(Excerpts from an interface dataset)
....

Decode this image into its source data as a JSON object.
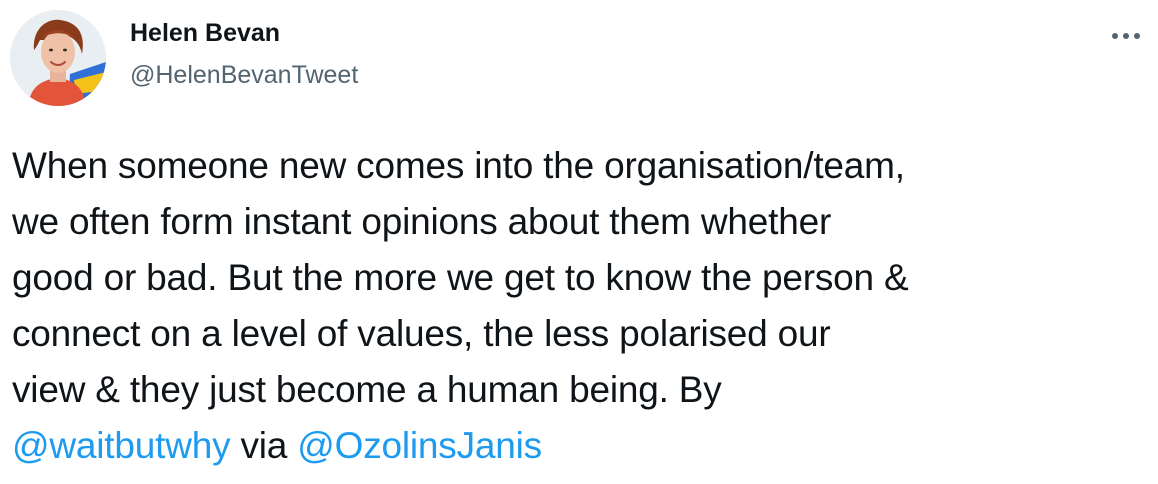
{
  "author": {
    "display_name": "Helen Bevan",
    "handle": "@HelenBevanTweet",
    "avatar_icon": "profile-photo-icon"
  },
  "menu": {
    "more_icon": "more-options-icon"
  },
  "tweet": {
    "lines": [
      "When someone new comes into the organisation/team,",
      "we often form instant opinions about them whether",
      "good or bad. But the more we get to know the person &",
      "connect on a level of values, the less polarised our",
      "view & they just become a human being. By"
    ],
    "mention_1": "@waitbutwhy",
    "via": " via ",
    "mention_2": "@OzolinsJanis"
  },
  "colors": {
    "text": "#0f1419",
    "secondary_text": "#536471",
    "link": "#1d9bf0",
    "background": "#ffffff"
  }
}
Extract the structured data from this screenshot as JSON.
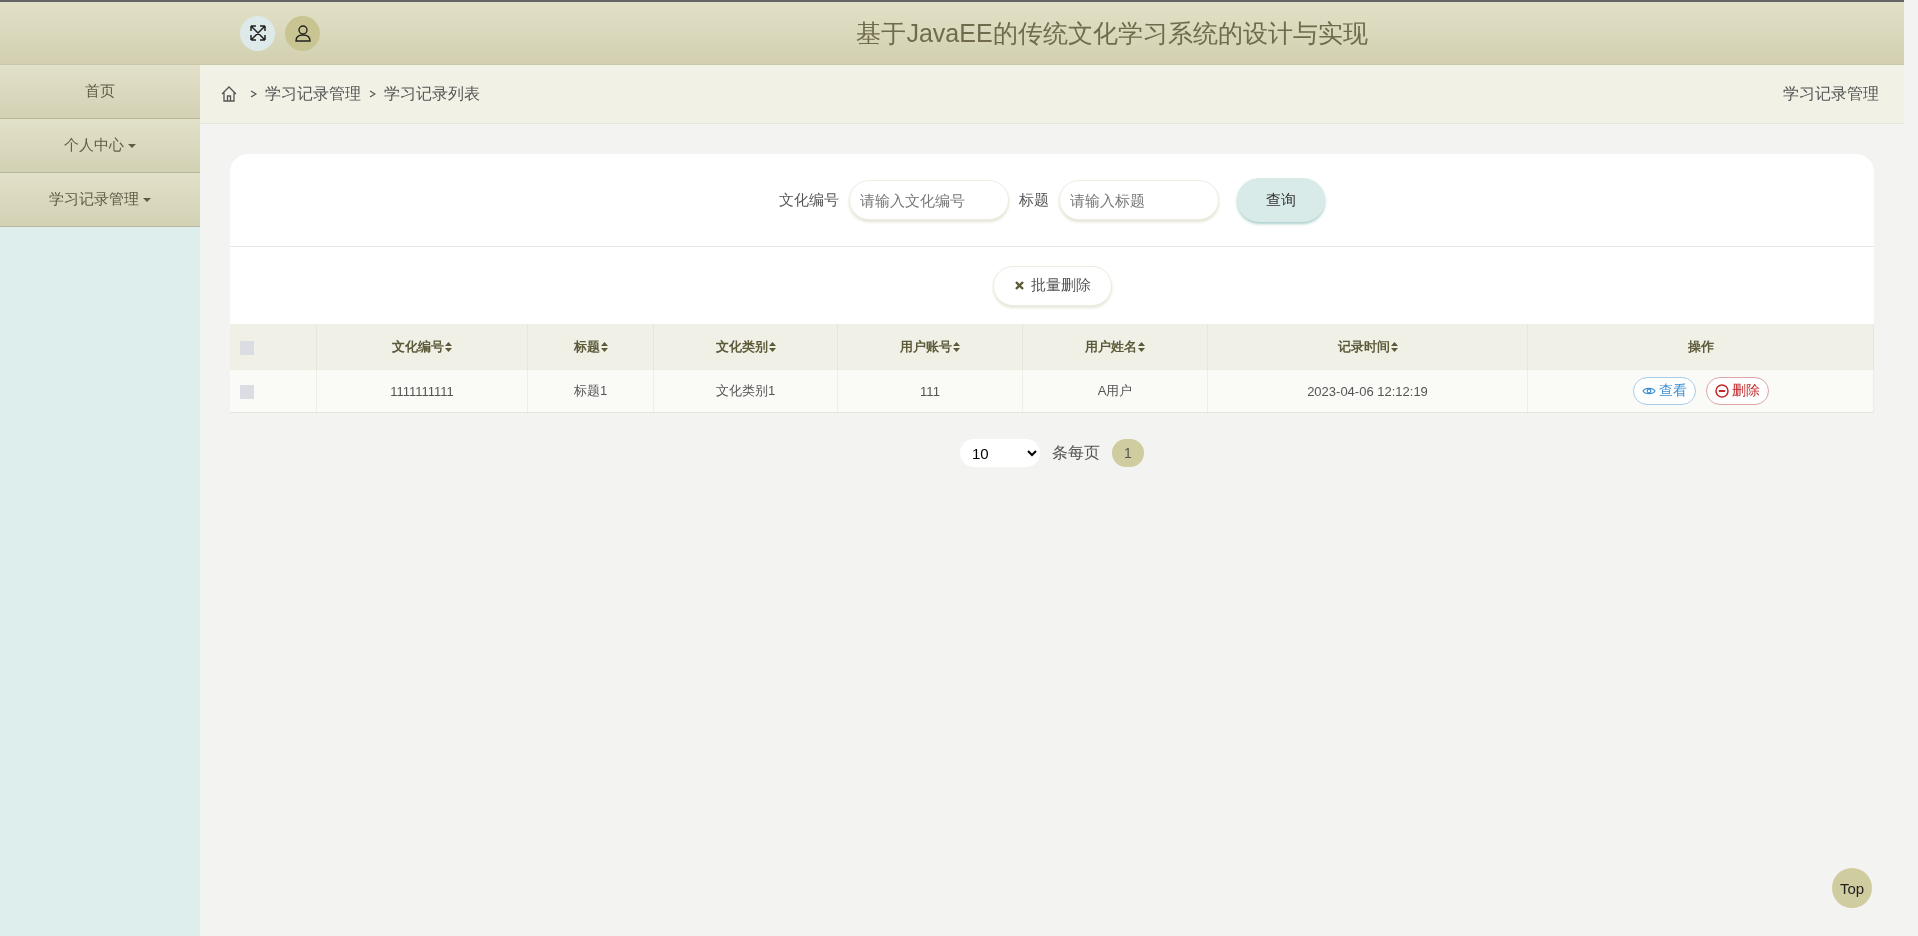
{
  "header": {
    "title": "基于JavaEE的传统文化学习系统的设计与实现"
  },
  "sidebar": {
    "items": [
      {
        "label": "首页",
        "has_menu": false
      },
      {
        "label": "个人中心",
        "has_menu": true
      },
      {
        "label": "学习记录管理",
        "has_menu": true
      }
    ]
  },
  "breadcrumb": {
    "items": [
      "学习记录管理",
      "学习记录列表"
    ],
    "page_title": "学习记录管理"
  },
  "search": {
    "fields": [
      {
        "label": "文化编号",
        "placeholder": "请输入文化编号"
      },
      {
        "label": "标题",
        "placeholder": "请输入标题"
      }
    ],
    "button": "查询"
  },
  "bulk_delete_button": "批量删除",
  "table": {
    "select_all_checked": false,
    "columns": [
      "文化编号",
      "标题",
      "文化类别",
      "用户账号",
      "用户姓名",
      "记录时间",
      "操作"
    ],
    "rows": [
      {
        "checked": false,
        "cells": [
          "1111111111",
          "标题1",
          "文化类别1",
          "111",
          "A用户",
          "2023-04-06 12:12:19"
        ],
        "actions": [
          "查看",
          "删除"
        ]
      }
    ]
  },
  "pagination": {
    "page_size": "10",
    "page_size_label": "条每页",
    "pages": [
      {
        "label": "1",
        "selected": true
      }
    ]
  },
  "top_button": "Top"
}
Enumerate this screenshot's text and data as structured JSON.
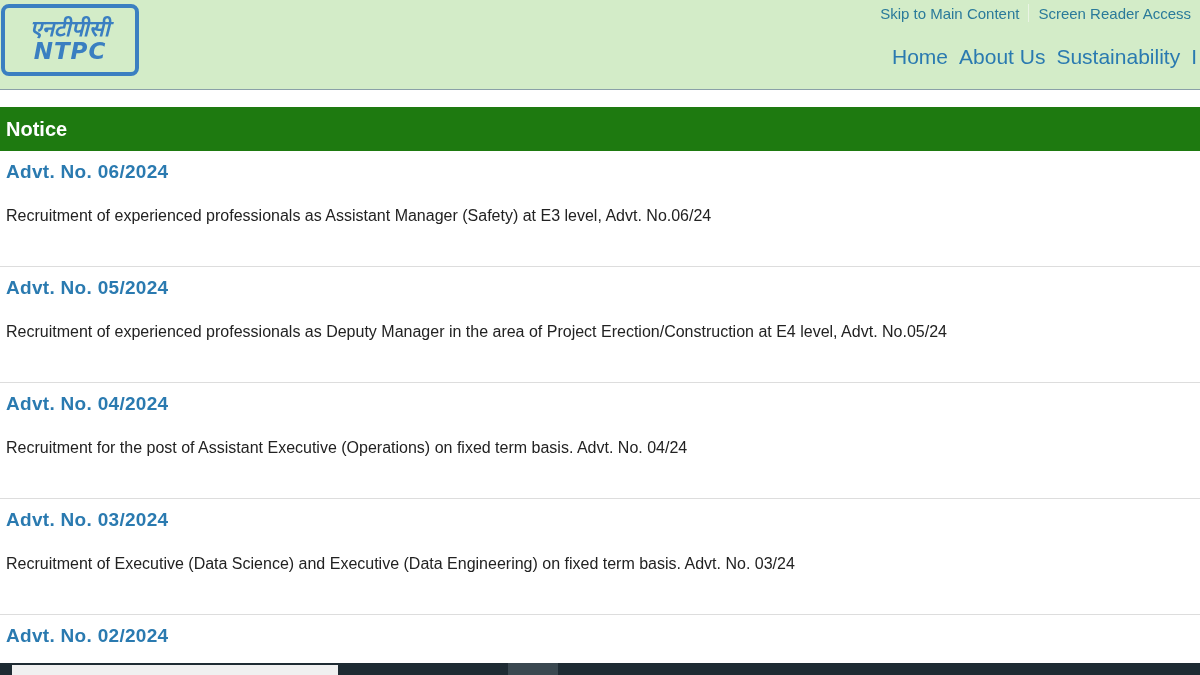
{
  "logo": {
    "hindi": "एनटीपीसी",
    "english": "NTPC"
  },
  "utility_links": [
    "Skip to Main Content",
    "Screen Reader Access"
  ],
  "nav": [
    "Home",
    "About Us",
    "Sustainability",
    "I"
  ],
  "notice": {
    "heading": "Notice",
    "items": [
      {
        "title": "Advt. No. 06/2024",
        "description": "Recruitment of experienced professionals as Assistant Manager (Safety) at E3 level, Advt. No.06/24"
      },
      {
        "title": "Advt. No. 05/2024",
        "description": "Recruitment of experienced professionals as Deputy Manager in the area of Project Erection/Construction at E4 level, Advt. No.05/24"
      },
      {
        "title": "Advt. No. 04/2024",
        "description": "Recruitment for the post of Assistant Executive (Operations) on fixed term basis. Advt. No. 04/24"
      },
      {
        "title": "Advt. No. 03/2024",
        "description": "Recruitment of Executive (Data Science) and Executive (Data Engineering) on fixed term basis. Advt. No. 03/24"
      },
      {
        "title": "Advt. No. 02/2024"
      }
    ]
  }
}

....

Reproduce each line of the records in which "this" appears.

Decode this image into its source data as a JSON object.
Extract the structured data from this screenshot as JSON.
Enumerate this screenshot's text and data as structured JSON.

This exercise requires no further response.